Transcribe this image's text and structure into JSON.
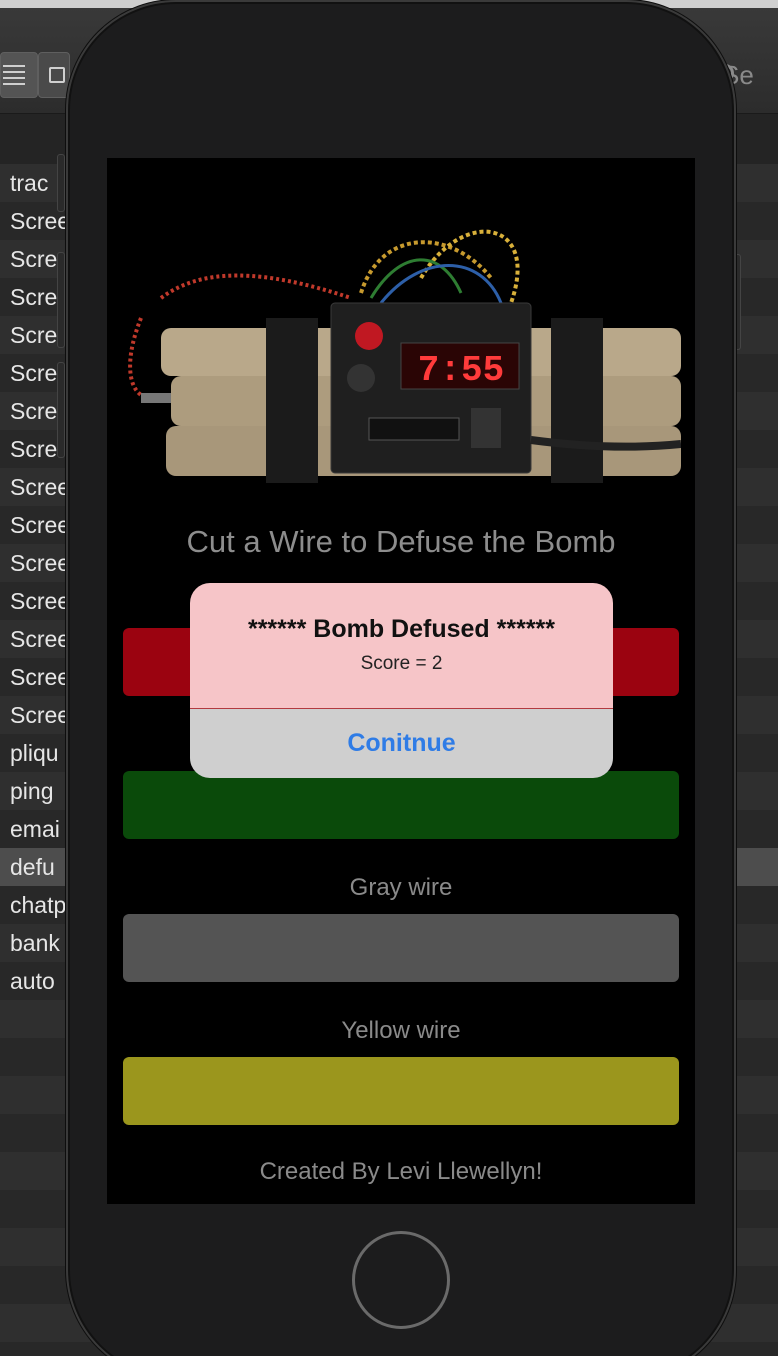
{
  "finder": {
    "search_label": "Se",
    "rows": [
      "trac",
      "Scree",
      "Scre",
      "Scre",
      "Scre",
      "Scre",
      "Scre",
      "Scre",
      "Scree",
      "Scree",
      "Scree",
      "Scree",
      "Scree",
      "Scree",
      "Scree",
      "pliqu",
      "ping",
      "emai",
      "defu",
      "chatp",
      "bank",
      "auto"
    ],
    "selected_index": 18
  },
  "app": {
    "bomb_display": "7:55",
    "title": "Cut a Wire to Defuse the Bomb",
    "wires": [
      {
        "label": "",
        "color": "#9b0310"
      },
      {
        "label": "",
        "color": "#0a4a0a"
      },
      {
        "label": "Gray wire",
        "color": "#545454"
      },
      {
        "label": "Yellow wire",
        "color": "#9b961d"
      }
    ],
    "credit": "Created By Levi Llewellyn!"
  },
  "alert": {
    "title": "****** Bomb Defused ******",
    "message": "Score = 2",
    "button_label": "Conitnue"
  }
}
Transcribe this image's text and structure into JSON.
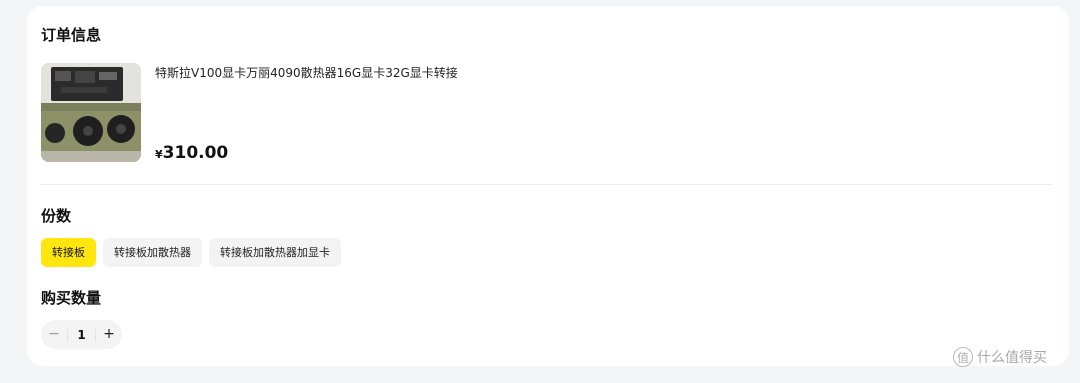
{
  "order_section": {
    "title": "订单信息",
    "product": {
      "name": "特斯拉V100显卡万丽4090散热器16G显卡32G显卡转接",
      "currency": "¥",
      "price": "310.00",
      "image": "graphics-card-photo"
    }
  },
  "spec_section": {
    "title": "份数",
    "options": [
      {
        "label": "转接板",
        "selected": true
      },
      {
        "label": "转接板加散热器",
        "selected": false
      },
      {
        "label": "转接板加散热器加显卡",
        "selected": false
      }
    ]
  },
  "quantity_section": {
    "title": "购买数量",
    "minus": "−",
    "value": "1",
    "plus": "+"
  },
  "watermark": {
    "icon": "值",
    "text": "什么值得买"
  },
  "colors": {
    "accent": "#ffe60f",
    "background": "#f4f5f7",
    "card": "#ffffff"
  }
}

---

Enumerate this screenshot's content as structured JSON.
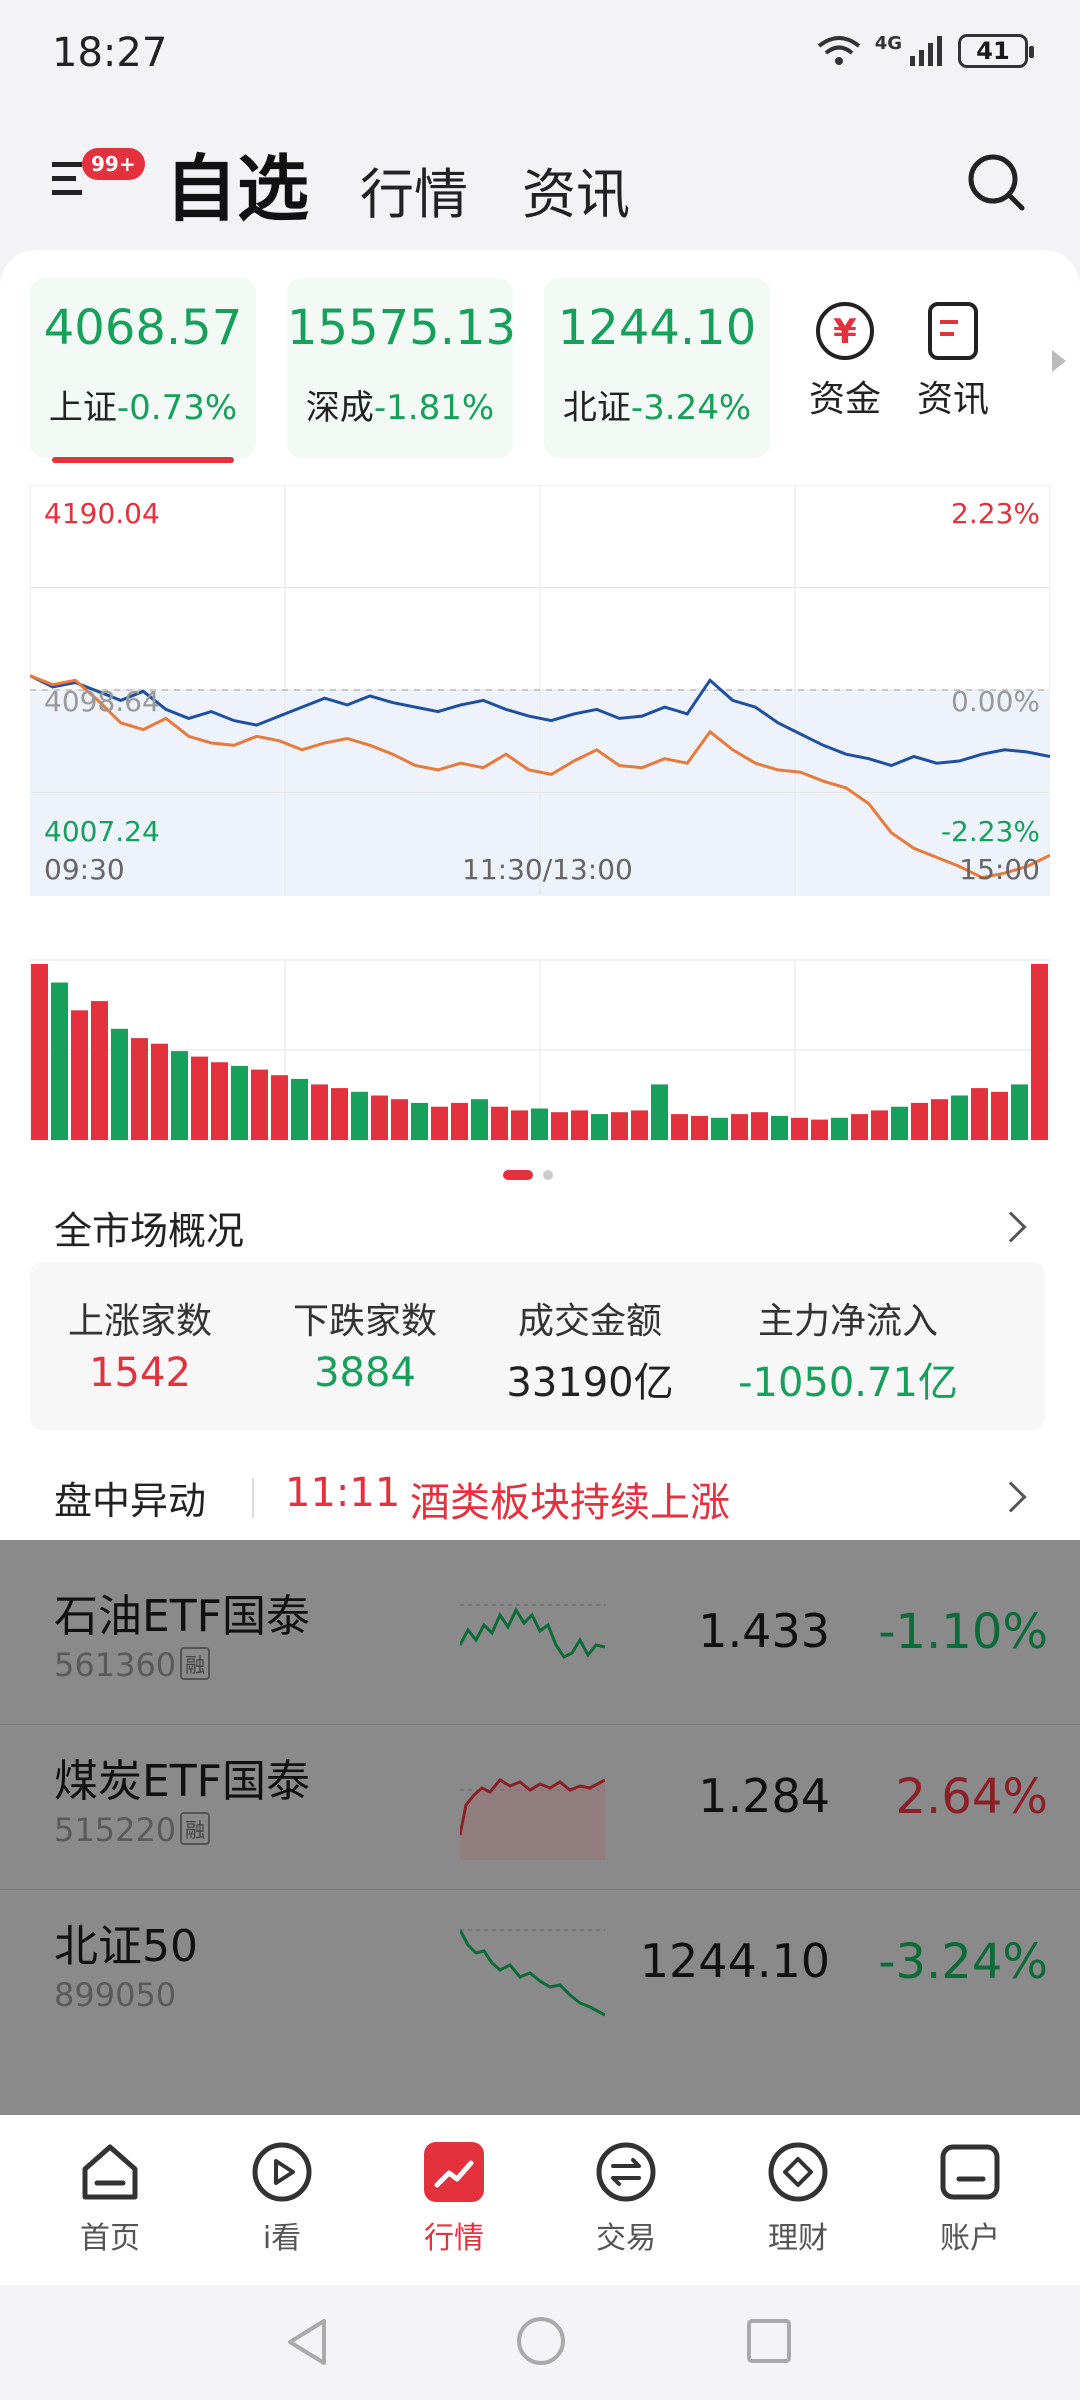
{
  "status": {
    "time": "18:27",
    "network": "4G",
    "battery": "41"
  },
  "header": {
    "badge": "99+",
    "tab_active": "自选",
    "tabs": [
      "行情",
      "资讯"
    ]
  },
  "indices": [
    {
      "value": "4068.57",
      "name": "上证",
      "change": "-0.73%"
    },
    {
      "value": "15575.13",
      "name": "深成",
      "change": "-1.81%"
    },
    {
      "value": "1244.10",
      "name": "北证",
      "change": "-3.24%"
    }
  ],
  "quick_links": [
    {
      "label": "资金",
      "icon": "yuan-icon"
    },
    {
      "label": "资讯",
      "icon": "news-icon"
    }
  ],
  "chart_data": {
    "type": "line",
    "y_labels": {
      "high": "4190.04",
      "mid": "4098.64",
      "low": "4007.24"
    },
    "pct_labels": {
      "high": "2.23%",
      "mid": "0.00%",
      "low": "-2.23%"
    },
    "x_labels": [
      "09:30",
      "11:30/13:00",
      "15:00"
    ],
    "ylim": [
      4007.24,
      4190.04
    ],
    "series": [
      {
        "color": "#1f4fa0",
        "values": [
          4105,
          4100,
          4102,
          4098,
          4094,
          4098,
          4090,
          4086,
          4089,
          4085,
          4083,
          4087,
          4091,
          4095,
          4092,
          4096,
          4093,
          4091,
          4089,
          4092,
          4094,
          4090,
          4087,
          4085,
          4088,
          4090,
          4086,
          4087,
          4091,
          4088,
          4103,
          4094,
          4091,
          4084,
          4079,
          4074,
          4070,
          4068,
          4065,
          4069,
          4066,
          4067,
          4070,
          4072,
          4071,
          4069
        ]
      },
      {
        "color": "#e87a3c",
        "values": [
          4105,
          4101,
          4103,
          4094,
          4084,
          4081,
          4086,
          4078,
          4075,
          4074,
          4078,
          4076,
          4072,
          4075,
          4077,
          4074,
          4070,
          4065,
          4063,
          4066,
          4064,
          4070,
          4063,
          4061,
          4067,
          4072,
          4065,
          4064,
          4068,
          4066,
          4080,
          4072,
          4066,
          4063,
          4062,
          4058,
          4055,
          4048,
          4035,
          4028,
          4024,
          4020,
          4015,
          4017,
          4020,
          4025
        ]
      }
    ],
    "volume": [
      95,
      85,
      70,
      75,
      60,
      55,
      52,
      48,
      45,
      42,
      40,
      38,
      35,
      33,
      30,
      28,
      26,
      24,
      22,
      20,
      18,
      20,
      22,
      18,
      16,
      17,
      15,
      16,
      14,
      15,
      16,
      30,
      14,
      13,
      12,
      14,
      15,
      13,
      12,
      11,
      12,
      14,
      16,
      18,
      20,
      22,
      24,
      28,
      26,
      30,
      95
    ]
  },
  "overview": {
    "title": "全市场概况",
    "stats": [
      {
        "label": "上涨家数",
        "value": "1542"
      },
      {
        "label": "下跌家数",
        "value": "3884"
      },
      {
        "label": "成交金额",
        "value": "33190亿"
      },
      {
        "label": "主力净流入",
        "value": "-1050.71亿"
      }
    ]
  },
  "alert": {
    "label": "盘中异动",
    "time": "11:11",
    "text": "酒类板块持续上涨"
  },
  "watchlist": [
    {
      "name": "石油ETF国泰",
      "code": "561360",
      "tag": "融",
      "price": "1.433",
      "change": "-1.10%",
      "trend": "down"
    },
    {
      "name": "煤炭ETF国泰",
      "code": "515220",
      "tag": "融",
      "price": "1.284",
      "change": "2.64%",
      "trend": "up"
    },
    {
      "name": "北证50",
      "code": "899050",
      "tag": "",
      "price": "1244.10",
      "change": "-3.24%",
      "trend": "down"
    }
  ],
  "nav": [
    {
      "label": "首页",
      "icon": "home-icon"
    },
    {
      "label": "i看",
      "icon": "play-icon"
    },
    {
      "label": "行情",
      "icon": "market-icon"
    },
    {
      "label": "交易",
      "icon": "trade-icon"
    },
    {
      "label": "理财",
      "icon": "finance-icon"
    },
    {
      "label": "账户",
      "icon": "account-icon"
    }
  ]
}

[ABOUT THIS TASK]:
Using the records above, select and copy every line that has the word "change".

[SOLVED PROBLEM]:
      "change": "-0.73%"
      "change": "-1.81%"
      "change": "-3.24%"
      "change": "-1.10%",
      "change": "2.64%",
      "change": "-3.24%",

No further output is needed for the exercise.